### Exercise instructions
Where does the word "lombok" show up in the records? Copy every line that has it.
*** Records to process ***
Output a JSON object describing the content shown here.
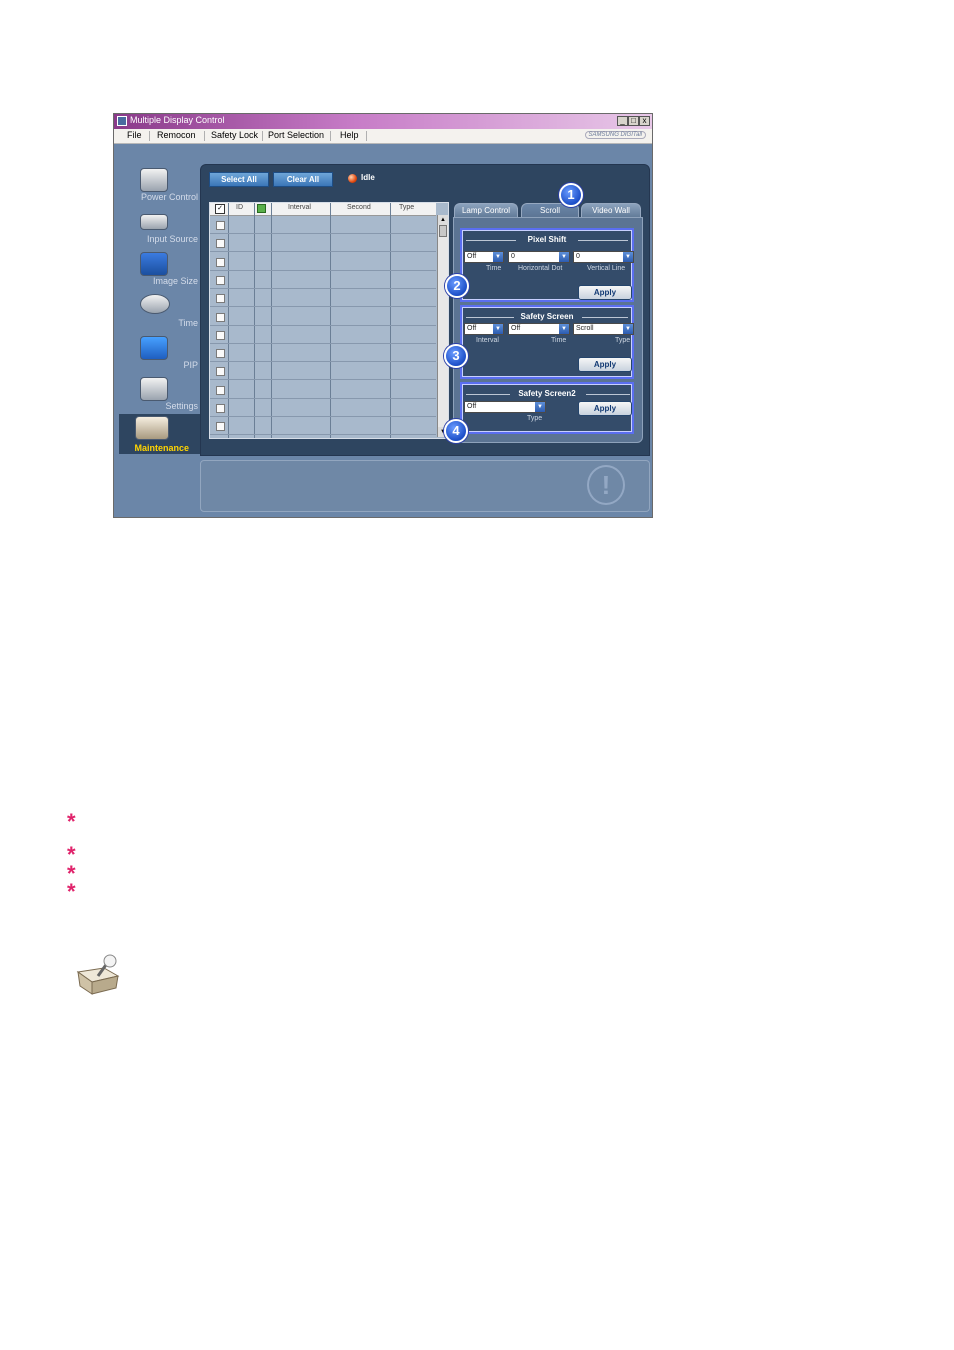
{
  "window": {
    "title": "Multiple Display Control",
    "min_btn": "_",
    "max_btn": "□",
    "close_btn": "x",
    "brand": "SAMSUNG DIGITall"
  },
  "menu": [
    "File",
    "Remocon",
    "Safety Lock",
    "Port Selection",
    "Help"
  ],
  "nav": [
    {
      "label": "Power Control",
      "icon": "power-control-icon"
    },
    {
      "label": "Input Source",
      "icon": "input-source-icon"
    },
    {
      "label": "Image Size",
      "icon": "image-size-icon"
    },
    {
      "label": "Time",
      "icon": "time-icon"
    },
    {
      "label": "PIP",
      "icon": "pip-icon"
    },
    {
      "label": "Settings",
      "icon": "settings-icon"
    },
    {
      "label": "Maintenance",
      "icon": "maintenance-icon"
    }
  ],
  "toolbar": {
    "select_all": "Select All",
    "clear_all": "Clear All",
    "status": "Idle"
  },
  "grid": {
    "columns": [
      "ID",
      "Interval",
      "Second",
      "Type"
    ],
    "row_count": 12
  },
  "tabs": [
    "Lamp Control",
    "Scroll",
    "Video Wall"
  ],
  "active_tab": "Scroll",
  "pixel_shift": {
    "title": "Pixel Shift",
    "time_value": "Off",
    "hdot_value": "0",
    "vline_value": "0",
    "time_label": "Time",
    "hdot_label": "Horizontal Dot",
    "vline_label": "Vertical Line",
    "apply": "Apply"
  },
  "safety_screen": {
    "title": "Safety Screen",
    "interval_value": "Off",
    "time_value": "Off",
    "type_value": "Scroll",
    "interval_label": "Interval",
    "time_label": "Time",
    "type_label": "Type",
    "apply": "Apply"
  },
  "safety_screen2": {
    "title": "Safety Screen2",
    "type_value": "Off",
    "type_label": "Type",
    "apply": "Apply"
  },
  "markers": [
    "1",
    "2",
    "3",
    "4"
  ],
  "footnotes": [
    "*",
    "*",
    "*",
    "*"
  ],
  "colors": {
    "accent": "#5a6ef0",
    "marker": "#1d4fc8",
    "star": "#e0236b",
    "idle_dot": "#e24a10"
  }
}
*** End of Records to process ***
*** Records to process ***
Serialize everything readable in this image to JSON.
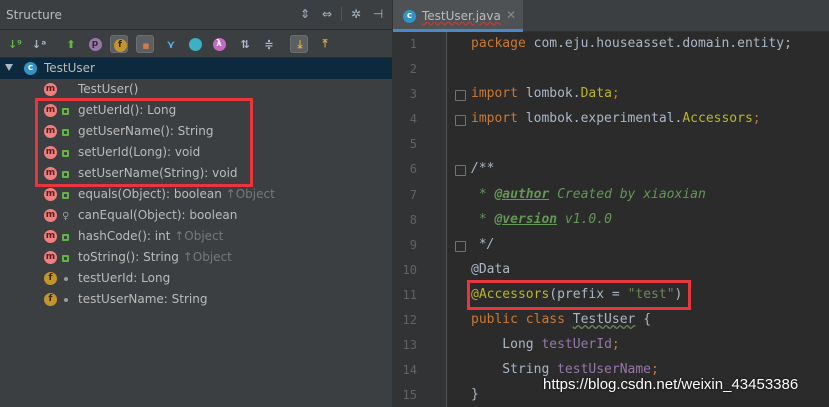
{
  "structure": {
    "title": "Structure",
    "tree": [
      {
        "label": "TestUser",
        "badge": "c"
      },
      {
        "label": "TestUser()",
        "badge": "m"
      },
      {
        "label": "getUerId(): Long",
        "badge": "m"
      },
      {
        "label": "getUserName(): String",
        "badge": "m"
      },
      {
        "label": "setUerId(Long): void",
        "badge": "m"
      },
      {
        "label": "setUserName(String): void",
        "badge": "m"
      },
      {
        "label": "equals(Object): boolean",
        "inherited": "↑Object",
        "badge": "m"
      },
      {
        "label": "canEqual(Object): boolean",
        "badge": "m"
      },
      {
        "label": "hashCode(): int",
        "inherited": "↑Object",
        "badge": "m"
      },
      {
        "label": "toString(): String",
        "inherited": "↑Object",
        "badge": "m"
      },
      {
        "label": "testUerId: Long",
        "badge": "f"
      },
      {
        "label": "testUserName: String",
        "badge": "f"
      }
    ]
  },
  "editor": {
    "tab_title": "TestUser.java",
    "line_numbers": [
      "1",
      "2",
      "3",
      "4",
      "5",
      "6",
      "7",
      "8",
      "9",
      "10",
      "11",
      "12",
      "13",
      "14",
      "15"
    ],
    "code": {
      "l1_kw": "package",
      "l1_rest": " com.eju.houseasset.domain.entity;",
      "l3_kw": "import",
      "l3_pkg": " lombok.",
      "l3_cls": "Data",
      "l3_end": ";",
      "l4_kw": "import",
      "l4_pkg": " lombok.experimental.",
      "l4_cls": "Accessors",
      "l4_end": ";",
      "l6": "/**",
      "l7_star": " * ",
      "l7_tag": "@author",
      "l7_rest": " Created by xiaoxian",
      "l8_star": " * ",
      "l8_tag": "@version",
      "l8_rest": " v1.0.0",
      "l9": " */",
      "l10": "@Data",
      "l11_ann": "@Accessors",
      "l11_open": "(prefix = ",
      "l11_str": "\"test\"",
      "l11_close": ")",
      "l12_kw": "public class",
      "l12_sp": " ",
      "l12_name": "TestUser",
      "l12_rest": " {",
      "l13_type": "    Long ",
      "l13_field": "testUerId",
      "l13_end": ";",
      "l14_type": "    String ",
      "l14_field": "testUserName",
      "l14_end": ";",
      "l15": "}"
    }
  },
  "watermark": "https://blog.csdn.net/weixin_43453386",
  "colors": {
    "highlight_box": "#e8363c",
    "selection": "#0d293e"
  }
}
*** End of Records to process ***
### Finished exercise
      "l3_pkg": " lombok.",
      "l4_pkg": " lombok.experimental.",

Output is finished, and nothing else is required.